East County's Connie Dixon had been hoping to be a part of the administrative team at Gene Witt Elementary School for the past two decades.
When she applied to be an assistant principal at Gene Witt 20 years ago, she fell in love with the school.
“Witt has been my heart school,” Dixon said. “When you walk in, it has that family feeling, even back then. It is a collaborative family of educators who love children. I want to be somewhere that feels like a family. I want to be able to engage with extended family, which (is what) I call our parents.”
Although Dixon wasn’t hired 20 years ago, Myra Russell, the Gene Witt principal at the time and one of Dixon’s heroes, gave her encouraging words.
Twenty years later, Dixon has been named the new principal of Gene Witt Elementary School, replacing David Marshall, who is retiring at the end of the school year.
"I am joining a well-oiled machine," Dixon said after meeting Gene Witt's teachers and staff April 22. “It doesn't need fixing. My job is to go over there and to bring the community and school together tighter than it already is, if that is even possible."
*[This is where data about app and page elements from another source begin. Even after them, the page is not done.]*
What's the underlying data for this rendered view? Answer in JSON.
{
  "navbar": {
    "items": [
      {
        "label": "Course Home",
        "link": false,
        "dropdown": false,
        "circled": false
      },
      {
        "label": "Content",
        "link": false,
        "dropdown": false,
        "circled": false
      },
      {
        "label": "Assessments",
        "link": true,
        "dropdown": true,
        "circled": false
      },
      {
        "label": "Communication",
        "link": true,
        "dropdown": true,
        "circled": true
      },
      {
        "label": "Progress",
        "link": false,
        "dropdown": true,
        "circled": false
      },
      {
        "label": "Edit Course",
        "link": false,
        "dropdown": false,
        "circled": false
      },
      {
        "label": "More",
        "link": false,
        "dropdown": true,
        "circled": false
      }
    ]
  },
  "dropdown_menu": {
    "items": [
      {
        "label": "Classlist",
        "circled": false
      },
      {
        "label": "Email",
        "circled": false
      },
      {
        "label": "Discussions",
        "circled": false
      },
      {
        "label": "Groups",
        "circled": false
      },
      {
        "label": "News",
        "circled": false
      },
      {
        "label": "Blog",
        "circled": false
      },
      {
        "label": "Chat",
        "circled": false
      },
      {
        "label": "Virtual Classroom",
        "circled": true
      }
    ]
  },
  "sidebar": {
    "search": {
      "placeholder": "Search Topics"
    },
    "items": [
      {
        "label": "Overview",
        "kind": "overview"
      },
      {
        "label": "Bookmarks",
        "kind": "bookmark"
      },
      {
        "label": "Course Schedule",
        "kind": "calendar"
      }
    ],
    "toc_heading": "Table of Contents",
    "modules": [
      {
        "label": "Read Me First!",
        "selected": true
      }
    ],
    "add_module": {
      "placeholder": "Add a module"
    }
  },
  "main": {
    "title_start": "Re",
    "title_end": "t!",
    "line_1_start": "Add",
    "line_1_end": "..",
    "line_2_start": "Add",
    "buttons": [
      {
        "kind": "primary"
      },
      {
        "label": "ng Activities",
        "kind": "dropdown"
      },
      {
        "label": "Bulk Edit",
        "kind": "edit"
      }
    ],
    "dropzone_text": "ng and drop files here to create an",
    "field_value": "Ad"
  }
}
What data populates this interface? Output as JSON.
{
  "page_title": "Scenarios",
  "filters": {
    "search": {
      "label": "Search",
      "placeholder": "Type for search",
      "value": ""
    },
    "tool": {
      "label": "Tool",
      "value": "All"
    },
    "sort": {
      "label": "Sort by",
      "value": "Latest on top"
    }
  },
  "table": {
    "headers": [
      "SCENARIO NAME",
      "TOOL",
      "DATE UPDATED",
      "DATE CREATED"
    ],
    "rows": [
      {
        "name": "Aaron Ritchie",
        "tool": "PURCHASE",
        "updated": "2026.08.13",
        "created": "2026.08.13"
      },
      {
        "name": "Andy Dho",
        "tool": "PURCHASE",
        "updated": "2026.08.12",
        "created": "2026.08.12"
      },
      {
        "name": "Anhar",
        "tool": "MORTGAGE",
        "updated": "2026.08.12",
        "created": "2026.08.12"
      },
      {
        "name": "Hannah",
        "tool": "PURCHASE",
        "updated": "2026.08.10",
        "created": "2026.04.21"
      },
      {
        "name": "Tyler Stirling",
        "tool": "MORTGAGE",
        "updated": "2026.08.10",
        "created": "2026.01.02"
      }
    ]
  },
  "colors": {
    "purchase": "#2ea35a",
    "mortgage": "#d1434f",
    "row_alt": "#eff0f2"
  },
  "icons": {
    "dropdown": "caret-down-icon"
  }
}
Dixon said she her meeting with Gene Witt's teachers and staff was "warm and authentic."
The current principal at Annie Lucy Williams Elementary School in Parrish, she started there in 2014.
Dixon said it’s time for her to move to a new school.
“My magic wand is just about running dry,” Dixon said. “I think a new leader coming in with some more spark could take this most amazing school to its vision statement. Williams Elementary is meant to be one of the top 100 schools in the state of Florida meeting the academic, social and emotional needs of all students to best prepare them for their future. I’m excited for the next leader here at Williams to do that.”
Dixon uses the adventures she’s had in life to connect with her students and staff members.
“When you empower staff and you let your staff know who you really are, then they’re free to share who they really are with students,” Dixon said. “It’s just a matter of making connections with students. There’s always at least one way to make a connection because kids want to know you care, and kids can sniff out someone who’s inauthentic faster than anything.”
She’s hiked Mount Vesuvius, skydived from 13,500 feet, and scuba dived off the coast of Mexico.
Dixon spends at least six weekends traveling the southeastern part of the country showing horses in competitions. She has loved horses since she was 18 months old as riding and caring for them was a family activity.
She had taken time off from riding, but five years ago her husband, Jack, convinced her to buy a horse again because she was working 80 hours a week.
Dixon competes with Daelan, her horse, in at least six competitions each year.
“Even if you don’t win a ribbon, you’re winning because you’re learning,” Dixon said. “There’s still so much to learn."
Dixon said she knows some students at Gene Witt Elementary School who ride horses, so she can’t wait to talk about horses with them.
“If I can connect to a child in some way and let them know, ‘Hey, you want to jump horses someday, look Ms. Dixon is still doing this,’” Dixon said. “You can do anything you want. There’s that saying that you can grow up and do anything you want, and you really can.”
Dixon said she feels she’s a teacher’s principal because she spent 23 of her 33 years as a teacher before going into administration.
“I went on a lot of interviews 20 years ago, and it was not 'no,' it was just 'not yet,'” Dixon said. “I decided when I did become a principal, I was going to work hard for children and be as incredible as I could be for them. I started pondering about the word incredible. The only way to be incredible is to be credible, and so spending 23 years in the classroom allowed me to build credibility.”